Electrical deregulation meant residents could choose their provider, preferred electricity rate and the type of energy plan they would pay, from variable rate to long-term options.
Deregulation also gave residents of Philadelphia the ability to get their energy from renewable resources. The city is currently 16th in the country for electricity generated by renewable resources, and suppliers throughout the region work to provide these green energy options to their residents.
Philadelphia?s Electricity Providers
Suppliers and utilities in Philadelphia work to make sure area consumers get the electricity they need for their residential and business properties. PEPCO Energy Company is the primary electrical wire company in the area, serving nearly 4 million residents from around the city.
While most residents rely on PEPCO for issues with their wires, they do have more of a choice when it comes to their individual electricity retail suppliers. Established companies such as TriEagle, Constellation, Zoom Energy and AEP Energy all service the greater Philly area and provide competitive electricity rates in Philadelphia for the city?s electricity consumers.
As the largest city in Pennsylvania, Philadelphia has long held a spot as one of the most robust and fastest growing cities in the Commonwealth of Pennsylvania. Known by many as the city of ?Brotherly Love? Philadelphia has a reputation for being one of the most tourist-friendly cities in the state.
Philadelphia is undoubtedly one of the most historically significant cities in the region.
Founded by William Penn on October 27th, 1682, this city has long been known for its role in the early development of the United States of America.
Walking around the city, residents will find numerous nods to historical events that happened in this city. Both the Declaration of Independence and the US Constitution were drafted in the city. In 1775, the US Marine Corps was founded at the Tun Tavern in downtown.
The city is also home to the world-famous cracked liberty bell and to the Centennial Exposition which celebrated the 100 year anniversary of America?s independence.
As the second largest city on the East Coast, there is plenty to do in Philadelphia as this city has been known as a cultural mecca of the region. Museums such as the Penn Museum and the Betsy Ross House pay homage to the early days of Philadelphia and the early days of America?s history.
Science fans can visit the Franklin Institution, while little ones are welcome at the Please Touch Museum for children. Music fans can visit the Opera Philadelphia or take in a show at the PFS Roxy Theater.
However, if you really want to take in the unique culture of Philadelphia, simply stop by one of the local stands and try a world-famous Philly Cheesesteak; a treat that simply cannot be replicated outside the city.
As of the 2014 census, more than 1.5 million people live inside the city of Philadelphia, and these numbers only continue to grow.
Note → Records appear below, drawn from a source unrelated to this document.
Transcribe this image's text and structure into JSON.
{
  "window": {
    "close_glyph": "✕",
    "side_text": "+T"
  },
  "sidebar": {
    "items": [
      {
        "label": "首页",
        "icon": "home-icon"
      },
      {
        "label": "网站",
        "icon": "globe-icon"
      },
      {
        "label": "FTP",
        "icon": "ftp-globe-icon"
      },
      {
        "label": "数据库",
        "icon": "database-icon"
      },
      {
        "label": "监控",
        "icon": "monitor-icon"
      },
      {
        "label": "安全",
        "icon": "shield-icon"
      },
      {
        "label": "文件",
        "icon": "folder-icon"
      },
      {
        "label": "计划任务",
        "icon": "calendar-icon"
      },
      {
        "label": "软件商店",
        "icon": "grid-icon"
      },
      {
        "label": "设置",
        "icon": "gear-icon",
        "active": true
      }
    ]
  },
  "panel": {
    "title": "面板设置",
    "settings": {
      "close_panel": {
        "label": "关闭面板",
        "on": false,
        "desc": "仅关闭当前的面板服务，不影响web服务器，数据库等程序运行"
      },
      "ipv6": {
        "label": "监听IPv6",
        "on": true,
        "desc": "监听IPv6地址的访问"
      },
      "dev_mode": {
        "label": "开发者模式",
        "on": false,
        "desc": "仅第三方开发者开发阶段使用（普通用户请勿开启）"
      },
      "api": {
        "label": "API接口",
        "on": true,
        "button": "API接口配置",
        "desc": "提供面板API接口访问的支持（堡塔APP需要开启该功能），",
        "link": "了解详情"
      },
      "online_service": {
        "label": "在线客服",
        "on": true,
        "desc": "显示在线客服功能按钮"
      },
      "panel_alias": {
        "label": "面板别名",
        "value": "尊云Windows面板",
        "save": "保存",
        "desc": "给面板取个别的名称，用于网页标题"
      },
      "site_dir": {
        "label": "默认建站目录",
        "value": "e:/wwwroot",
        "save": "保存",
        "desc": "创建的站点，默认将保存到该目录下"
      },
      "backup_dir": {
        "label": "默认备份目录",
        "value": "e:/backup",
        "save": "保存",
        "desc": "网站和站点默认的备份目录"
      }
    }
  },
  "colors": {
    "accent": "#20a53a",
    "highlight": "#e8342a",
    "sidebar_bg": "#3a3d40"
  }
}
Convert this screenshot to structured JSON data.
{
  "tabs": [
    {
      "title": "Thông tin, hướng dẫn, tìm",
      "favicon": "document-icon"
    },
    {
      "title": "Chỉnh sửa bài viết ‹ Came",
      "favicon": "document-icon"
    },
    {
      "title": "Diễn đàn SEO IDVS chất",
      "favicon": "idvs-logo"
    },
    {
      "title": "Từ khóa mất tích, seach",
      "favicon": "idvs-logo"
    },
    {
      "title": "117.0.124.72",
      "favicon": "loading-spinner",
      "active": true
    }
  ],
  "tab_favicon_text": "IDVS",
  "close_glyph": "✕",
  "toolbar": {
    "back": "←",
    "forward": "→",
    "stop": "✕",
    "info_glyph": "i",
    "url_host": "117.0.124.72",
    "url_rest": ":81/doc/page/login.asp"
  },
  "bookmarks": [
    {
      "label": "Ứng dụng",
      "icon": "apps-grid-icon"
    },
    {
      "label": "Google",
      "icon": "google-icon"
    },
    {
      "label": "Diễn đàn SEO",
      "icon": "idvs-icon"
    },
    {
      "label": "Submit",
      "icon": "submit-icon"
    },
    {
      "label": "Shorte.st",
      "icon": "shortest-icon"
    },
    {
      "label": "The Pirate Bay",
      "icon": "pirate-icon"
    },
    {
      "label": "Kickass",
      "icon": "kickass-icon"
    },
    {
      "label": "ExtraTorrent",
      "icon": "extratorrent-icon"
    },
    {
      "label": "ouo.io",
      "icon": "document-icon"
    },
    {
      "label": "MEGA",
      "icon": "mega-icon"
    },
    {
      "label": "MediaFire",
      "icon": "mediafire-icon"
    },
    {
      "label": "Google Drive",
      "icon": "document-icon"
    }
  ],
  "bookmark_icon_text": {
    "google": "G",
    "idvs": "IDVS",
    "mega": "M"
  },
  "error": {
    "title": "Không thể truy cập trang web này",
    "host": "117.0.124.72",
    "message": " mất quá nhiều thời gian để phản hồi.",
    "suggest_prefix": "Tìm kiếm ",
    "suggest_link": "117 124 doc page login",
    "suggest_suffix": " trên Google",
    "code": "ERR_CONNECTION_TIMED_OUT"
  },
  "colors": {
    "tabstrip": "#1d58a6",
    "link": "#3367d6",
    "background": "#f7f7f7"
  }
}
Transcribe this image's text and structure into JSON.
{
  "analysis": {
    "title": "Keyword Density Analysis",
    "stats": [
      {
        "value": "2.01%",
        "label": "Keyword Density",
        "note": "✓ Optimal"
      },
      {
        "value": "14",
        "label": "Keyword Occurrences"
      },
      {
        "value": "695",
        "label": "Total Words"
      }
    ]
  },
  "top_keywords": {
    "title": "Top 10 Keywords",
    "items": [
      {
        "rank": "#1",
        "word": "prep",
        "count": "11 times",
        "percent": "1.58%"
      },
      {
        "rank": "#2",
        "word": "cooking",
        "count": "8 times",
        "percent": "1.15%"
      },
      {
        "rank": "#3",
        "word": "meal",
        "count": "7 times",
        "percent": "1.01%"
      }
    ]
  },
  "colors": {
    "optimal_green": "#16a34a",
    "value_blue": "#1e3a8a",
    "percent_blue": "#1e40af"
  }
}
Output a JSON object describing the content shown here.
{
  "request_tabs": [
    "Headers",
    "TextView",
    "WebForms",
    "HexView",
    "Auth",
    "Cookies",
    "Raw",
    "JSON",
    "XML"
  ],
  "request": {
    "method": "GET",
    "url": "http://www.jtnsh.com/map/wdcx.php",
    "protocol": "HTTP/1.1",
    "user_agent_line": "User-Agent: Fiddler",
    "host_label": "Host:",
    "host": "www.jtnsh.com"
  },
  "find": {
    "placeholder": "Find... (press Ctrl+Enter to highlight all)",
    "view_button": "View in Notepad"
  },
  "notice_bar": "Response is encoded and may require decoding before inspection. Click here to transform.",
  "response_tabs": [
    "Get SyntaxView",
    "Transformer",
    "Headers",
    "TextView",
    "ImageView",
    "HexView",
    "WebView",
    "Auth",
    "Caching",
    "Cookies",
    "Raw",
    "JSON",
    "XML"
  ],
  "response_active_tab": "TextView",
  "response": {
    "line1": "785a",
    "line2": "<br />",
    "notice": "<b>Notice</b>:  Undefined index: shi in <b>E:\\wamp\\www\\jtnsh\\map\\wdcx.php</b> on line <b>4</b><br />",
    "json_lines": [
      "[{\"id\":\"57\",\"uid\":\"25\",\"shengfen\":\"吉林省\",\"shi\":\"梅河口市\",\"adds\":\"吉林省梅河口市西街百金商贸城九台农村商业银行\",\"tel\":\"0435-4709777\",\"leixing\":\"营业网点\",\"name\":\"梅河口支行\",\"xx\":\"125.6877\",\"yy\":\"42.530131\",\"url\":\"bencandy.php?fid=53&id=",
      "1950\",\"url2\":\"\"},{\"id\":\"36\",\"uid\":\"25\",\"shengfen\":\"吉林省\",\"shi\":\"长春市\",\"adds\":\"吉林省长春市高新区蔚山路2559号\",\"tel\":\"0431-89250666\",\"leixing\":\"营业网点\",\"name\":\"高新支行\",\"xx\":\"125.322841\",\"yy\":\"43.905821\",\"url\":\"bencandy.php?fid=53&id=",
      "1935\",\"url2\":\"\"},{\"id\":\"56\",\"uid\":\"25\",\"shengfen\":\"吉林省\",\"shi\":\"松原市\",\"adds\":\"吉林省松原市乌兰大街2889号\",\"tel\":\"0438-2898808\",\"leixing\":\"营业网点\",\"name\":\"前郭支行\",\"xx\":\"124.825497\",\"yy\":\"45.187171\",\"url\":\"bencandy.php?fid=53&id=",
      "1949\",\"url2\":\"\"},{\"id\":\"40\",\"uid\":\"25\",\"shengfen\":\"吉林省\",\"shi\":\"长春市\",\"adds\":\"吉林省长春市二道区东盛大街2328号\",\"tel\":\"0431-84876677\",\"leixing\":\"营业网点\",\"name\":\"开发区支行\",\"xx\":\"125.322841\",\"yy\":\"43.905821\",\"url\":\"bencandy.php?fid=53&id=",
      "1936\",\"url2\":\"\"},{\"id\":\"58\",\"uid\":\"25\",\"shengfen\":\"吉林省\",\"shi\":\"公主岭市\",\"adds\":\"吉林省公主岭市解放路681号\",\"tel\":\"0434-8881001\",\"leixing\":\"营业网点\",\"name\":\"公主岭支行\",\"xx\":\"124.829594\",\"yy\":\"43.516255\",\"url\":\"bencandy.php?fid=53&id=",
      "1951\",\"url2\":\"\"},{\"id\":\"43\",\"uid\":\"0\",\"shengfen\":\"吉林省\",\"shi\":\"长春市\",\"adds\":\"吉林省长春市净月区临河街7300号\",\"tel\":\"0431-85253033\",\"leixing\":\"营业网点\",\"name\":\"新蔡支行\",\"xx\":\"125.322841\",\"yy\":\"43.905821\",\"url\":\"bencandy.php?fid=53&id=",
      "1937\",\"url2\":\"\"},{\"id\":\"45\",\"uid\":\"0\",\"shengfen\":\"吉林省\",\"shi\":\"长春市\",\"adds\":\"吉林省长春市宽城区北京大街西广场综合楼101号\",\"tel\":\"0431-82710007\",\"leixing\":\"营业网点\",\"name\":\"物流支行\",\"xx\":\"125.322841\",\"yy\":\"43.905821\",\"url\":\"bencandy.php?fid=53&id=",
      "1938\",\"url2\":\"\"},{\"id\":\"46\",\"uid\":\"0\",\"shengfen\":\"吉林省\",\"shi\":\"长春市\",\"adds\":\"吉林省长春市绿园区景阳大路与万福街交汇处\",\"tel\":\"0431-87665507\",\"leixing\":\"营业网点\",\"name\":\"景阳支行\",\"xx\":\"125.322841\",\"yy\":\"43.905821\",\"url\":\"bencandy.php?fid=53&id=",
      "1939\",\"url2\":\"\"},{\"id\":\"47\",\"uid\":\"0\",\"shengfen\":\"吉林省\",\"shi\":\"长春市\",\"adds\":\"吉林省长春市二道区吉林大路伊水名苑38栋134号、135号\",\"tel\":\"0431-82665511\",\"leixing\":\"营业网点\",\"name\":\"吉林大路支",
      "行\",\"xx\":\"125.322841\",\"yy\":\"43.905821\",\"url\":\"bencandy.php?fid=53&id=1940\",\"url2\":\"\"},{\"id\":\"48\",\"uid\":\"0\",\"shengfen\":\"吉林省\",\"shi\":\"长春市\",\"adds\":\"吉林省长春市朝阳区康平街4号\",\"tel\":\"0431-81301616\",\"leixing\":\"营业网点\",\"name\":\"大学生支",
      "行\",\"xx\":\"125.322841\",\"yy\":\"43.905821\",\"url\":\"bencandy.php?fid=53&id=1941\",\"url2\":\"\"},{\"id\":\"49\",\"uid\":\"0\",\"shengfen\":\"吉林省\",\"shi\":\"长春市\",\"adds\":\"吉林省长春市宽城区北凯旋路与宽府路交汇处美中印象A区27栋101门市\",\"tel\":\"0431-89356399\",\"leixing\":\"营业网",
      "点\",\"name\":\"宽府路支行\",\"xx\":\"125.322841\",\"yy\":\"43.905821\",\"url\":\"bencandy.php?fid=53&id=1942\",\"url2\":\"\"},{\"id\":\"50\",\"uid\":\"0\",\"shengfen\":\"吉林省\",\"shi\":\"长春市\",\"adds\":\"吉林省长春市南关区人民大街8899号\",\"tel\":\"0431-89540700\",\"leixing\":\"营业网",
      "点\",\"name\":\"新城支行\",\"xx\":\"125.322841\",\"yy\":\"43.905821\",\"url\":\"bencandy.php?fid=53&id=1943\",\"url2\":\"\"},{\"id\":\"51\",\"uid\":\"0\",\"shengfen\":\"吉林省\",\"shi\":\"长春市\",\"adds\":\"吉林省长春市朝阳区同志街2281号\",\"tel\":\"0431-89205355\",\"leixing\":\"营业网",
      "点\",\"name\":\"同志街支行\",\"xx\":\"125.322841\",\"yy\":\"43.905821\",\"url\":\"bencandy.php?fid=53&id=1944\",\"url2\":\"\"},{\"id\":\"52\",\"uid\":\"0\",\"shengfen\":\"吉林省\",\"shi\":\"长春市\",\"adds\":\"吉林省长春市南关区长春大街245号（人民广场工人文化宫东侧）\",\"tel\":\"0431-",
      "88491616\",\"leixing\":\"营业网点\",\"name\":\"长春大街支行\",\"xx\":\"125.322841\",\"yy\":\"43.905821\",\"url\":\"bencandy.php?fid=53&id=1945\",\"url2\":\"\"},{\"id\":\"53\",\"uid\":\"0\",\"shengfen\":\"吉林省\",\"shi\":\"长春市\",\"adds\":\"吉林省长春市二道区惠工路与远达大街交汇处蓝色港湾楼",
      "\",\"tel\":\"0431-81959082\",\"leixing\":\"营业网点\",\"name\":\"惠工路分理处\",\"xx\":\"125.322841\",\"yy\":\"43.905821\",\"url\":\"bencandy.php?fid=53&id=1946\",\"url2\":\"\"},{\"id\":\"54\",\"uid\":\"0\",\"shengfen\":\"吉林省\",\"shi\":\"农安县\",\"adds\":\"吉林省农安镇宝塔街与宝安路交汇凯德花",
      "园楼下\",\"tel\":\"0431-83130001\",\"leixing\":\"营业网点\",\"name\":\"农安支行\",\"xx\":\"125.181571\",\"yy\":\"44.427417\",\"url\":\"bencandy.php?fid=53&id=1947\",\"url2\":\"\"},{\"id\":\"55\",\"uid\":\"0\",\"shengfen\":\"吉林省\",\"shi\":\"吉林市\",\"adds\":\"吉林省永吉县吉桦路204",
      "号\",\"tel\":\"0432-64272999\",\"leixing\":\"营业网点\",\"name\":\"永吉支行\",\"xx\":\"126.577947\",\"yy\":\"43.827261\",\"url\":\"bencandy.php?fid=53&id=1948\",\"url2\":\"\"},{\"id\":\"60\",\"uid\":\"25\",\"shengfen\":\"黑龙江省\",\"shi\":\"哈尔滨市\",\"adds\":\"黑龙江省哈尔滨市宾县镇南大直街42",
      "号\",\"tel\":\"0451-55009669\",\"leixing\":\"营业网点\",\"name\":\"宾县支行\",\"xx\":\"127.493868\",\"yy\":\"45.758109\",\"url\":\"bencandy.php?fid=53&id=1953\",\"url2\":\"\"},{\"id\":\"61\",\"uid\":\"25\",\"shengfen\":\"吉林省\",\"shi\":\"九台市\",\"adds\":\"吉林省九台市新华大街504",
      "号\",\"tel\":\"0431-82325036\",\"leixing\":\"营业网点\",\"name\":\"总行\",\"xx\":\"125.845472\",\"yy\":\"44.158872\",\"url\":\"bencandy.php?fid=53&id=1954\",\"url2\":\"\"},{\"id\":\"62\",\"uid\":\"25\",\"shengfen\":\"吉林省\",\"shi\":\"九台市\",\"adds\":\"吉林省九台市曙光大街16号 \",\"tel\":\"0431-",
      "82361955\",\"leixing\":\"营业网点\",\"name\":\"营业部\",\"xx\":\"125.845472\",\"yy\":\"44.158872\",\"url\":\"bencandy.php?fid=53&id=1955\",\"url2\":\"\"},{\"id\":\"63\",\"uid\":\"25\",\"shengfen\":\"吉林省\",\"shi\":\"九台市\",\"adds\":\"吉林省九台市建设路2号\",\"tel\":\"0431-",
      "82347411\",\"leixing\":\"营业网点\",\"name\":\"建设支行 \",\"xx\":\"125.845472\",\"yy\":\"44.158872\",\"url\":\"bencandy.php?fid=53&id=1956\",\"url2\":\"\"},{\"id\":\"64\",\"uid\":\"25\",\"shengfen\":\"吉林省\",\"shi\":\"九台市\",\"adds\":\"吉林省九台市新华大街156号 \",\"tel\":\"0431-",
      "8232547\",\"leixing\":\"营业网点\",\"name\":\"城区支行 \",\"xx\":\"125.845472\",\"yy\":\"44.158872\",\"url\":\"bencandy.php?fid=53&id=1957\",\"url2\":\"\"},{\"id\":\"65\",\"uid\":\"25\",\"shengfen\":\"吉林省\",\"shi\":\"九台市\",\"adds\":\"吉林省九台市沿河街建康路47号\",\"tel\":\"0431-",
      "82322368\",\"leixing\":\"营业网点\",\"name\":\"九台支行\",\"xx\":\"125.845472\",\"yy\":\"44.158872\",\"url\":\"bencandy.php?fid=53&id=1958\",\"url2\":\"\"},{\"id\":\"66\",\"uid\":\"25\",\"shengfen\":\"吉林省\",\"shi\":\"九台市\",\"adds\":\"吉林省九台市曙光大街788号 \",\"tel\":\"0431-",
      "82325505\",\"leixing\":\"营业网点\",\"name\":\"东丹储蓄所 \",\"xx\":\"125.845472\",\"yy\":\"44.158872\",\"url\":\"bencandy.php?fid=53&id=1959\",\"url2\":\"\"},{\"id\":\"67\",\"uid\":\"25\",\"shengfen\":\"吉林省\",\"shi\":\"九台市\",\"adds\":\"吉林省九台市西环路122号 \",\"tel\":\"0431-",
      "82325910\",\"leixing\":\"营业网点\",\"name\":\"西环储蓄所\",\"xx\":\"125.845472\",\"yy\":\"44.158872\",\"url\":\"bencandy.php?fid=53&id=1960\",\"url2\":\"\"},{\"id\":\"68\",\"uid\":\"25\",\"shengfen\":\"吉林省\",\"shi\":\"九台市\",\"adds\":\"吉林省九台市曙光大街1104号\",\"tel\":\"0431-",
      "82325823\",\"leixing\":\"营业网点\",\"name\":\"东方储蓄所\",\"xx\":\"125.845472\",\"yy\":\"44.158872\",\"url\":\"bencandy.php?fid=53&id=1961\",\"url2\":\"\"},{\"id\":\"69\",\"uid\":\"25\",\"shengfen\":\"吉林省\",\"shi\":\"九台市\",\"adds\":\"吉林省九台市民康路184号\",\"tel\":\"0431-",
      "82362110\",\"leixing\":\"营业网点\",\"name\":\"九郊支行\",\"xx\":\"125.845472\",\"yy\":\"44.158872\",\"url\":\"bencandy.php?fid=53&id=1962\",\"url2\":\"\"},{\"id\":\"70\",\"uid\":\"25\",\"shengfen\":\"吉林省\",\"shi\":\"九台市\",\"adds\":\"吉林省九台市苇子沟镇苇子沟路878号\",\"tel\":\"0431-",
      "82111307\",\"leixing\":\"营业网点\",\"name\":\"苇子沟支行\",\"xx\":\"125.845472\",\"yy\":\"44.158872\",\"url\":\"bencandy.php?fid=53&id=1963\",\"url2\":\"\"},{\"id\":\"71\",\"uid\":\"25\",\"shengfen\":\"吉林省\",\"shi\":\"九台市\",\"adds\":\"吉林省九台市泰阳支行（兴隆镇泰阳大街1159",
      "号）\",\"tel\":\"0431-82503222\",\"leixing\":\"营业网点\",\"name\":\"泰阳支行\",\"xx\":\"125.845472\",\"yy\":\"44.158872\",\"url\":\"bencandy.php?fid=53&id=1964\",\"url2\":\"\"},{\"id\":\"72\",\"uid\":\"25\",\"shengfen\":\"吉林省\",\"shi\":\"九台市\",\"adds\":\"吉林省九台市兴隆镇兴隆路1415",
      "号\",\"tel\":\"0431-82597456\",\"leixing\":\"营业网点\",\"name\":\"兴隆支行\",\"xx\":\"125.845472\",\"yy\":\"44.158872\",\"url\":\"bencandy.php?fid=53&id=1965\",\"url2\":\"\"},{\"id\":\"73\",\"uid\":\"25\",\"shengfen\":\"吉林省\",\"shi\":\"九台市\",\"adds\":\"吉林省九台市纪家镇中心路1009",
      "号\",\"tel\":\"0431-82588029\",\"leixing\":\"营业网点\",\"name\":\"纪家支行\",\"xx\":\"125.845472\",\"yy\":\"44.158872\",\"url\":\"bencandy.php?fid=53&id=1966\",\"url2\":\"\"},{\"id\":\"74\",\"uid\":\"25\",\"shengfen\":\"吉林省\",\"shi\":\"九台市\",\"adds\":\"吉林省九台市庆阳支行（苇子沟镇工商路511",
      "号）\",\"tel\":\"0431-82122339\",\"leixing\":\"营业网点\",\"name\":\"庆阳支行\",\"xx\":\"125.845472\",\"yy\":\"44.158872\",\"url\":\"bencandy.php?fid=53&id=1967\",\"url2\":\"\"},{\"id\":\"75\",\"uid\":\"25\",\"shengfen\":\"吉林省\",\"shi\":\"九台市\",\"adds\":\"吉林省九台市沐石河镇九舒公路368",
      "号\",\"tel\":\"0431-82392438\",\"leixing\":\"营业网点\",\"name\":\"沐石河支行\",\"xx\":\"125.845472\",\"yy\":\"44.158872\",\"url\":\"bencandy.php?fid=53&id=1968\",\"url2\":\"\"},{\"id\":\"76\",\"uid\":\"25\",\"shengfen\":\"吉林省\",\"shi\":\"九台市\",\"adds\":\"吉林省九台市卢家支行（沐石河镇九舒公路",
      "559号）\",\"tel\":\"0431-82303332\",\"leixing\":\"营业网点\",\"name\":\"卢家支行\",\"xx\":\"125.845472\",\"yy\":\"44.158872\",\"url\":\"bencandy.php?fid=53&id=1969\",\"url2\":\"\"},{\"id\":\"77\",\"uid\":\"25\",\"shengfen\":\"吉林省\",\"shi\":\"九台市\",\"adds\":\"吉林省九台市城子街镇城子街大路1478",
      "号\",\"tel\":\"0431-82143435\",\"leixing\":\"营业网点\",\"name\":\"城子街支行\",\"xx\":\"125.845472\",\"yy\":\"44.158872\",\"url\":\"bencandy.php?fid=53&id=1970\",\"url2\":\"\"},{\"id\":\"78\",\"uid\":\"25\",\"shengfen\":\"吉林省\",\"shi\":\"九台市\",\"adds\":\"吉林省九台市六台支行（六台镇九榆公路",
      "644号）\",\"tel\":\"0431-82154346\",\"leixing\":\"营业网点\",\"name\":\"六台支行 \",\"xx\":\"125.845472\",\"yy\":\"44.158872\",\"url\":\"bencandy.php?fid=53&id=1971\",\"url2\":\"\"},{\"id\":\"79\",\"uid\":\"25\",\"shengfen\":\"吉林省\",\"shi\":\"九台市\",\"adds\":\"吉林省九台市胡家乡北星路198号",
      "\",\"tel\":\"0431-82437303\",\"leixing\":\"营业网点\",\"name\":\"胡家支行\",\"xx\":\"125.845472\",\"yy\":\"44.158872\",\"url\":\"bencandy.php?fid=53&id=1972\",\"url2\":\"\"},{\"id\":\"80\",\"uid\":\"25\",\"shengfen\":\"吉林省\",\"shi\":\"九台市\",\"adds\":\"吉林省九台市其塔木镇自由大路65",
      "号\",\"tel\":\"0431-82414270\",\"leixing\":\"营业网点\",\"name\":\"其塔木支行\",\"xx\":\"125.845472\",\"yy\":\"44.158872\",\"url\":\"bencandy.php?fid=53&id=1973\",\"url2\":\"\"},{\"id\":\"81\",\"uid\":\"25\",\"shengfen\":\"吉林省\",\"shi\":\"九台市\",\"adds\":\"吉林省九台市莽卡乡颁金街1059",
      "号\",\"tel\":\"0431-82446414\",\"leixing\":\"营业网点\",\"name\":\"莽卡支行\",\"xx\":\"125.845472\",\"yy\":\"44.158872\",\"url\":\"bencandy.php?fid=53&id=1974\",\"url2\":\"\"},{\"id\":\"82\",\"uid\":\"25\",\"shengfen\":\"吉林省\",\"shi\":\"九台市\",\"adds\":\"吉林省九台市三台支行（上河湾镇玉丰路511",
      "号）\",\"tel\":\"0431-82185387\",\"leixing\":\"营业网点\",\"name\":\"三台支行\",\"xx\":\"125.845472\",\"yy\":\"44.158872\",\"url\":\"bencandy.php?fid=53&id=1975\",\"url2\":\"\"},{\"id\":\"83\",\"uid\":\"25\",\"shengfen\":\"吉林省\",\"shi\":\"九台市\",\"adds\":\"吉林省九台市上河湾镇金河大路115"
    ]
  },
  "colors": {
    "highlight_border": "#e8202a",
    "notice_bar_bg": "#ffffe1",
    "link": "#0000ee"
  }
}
For those who call this historic city home, there are several neighborhoods that make up the downtown city borders and provide lovely living spaces outside the confines of downtown.
Dozens of neighborhoods make up downtown Philadelphia, including Logan Square, Market East, Fishtown, Spruce Hill, Old City, Fairmont and Cedar Park. Each neighborhood has its own unique personality and offers residents with plenty to do.
Those who want to reside slightly outside the city can explore the neighboring suburbs and surrounding neighborhoods of Philadelphia. These neighborhoods bring together more than 6 million people that live in the greater Philadelphia metropolitan area. This includes neighborhoods such as Blue Bell, Flourtown, Wyncte, Devon and Berwyn.